Description of the task: Among the entries below, how many lines contain the string "Beach"? Only the number is wanted.

Exercise material:
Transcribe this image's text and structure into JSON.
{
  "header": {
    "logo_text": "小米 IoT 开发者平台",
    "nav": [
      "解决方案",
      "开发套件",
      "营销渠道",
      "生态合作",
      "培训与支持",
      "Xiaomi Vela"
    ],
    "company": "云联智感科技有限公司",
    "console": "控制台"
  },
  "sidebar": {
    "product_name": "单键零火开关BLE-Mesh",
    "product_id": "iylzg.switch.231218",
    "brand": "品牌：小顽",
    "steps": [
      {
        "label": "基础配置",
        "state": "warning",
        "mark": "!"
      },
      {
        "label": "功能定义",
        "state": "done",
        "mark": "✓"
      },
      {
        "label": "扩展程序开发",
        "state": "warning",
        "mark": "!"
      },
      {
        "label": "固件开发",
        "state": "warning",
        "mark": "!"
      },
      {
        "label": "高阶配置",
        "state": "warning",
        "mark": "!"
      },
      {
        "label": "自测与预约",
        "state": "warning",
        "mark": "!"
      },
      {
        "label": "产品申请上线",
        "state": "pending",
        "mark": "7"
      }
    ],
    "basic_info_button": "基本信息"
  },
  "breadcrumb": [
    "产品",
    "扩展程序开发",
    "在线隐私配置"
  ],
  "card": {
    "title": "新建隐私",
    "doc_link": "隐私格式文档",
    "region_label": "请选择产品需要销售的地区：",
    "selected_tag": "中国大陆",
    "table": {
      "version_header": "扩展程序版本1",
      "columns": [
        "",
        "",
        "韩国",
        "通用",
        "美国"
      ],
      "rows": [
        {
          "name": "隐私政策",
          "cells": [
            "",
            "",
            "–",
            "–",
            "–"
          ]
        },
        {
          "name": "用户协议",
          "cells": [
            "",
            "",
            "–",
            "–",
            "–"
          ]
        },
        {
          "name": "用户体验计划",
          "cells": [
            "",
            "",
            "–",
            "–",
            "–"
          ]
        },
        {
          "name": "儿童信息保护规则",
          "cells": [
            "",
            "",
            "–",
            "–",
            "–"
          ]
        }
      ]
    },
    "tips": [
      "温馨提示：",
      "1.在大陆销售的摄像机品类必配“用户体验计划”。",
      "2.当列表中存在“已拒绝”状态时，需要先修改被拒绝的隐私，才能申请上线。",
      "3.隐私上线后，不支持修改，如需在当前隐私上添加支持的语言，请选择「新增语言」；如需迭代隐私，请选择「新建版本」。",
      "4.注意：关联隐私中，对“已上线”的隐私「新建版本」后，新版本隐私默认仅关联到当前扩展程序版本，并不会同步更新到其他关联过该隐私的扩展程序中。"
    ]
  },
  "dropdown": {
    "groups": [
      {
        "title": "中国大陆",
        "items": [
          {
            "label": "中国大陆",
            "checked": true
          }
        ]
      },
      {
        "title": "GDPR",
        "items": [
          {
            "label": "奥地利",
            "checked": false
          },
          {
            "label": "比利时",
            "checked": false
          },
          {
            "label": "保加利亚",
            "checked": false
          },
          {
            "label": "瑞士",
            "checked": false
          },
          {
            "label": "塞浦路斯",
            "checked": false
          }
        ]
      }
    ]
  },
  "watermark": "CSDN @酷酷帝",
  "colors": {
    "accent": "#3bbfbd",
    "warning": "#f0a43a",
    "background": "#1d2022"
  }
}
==
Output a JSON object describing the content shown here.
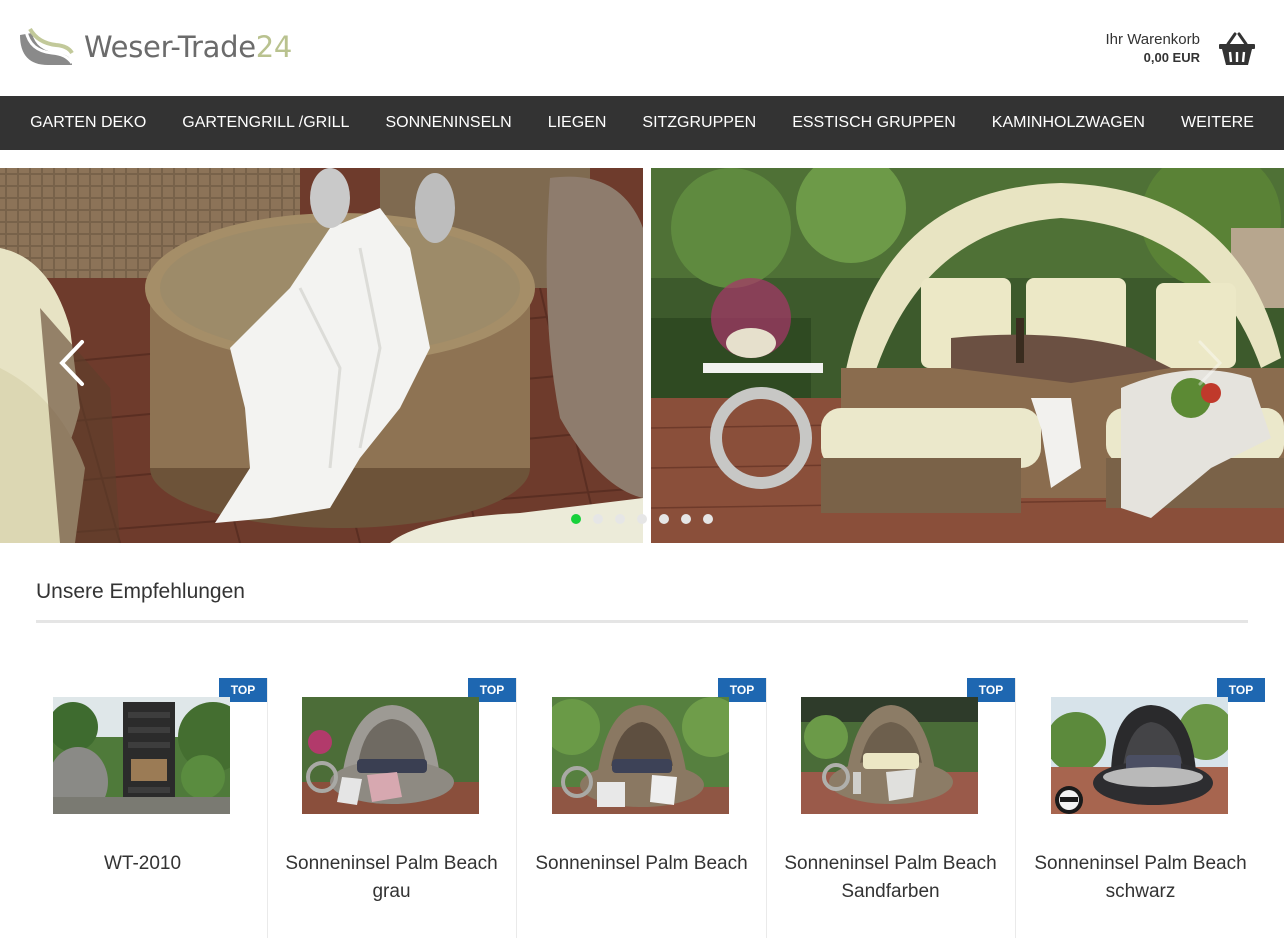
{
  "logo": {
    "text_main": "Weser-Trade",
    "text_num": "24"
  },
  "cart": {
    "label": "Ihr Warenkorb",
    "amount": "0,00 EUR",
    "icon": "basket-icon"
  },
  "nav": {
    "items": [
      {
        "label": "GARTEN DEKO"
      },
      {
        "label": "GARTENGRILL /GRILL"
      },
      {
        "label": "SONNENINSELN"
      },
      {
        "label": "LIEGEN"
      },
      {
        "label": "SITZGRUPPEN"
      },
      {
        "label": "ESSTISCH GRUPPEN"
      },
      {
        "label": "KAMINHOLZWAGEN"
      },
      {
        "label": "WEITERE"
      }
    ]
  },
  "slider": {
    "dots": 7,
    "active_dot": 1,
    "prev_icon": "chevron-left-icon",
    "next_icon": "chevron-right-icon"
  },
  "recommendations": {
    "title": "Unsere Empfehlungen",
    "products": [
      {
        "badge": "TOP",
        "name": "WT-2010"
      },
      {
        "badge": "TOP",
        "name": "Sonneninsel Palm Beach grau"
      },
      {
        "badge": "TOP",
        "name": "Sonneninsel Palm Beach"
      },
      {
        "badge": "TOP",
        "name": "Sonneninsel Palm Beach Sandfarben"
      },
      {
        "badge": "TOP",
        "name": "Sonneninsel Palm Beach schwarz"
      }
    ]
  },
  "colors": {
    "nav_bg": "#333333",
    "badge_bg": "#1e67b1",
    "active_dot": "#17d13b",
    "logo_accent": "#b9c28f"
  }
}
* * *
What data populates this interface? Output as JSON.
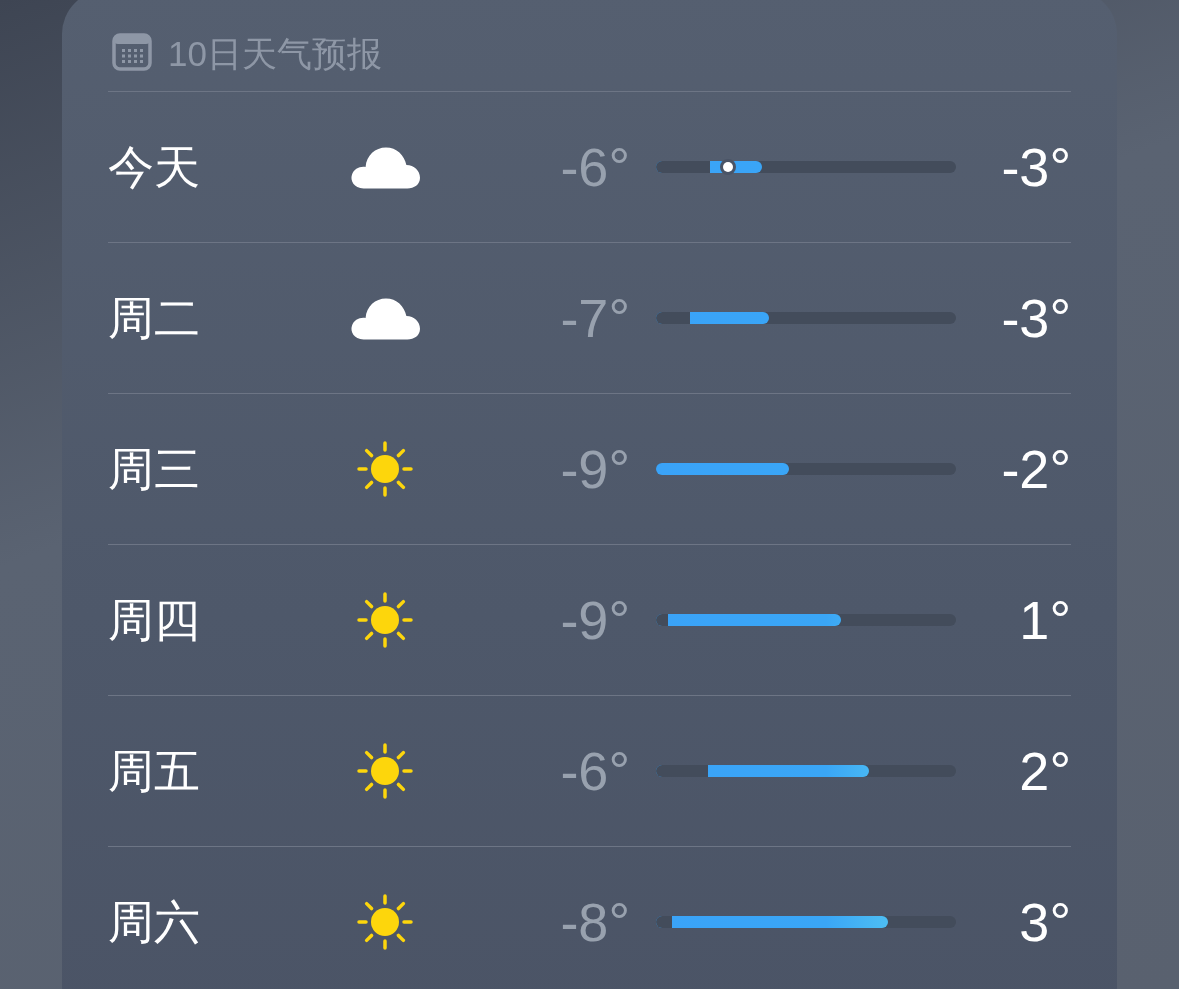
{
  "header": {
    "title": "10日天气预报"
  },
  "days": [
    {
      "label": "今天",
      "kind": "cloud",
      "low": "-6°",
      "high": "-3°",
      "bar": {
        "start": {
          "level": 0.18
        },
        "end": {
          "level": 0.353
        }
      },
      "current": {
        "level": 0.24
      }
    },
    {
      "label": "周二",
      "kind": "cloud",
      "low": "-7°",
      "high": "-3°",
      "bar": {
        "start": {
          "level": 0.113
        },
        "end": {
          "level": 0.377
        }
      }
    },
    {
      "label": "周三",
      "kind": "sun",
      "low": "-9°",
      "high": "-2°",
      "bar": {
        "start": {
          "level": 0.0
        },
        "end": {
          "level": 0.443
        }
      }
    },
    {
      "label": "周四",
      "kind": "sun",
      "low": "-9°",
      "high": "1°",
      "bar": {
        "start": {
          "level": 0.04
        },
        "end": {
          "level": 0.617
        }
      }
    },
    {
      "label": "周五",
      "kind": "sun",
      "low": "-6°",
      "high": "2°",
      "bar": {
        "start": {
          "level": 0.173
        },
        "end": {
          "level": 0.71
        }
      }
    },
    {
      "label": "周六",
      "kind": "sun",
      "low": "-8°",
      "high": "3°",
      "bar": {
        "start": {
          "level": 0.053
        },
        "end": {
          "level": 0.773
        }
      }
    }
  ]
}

Answer to the exercise: 4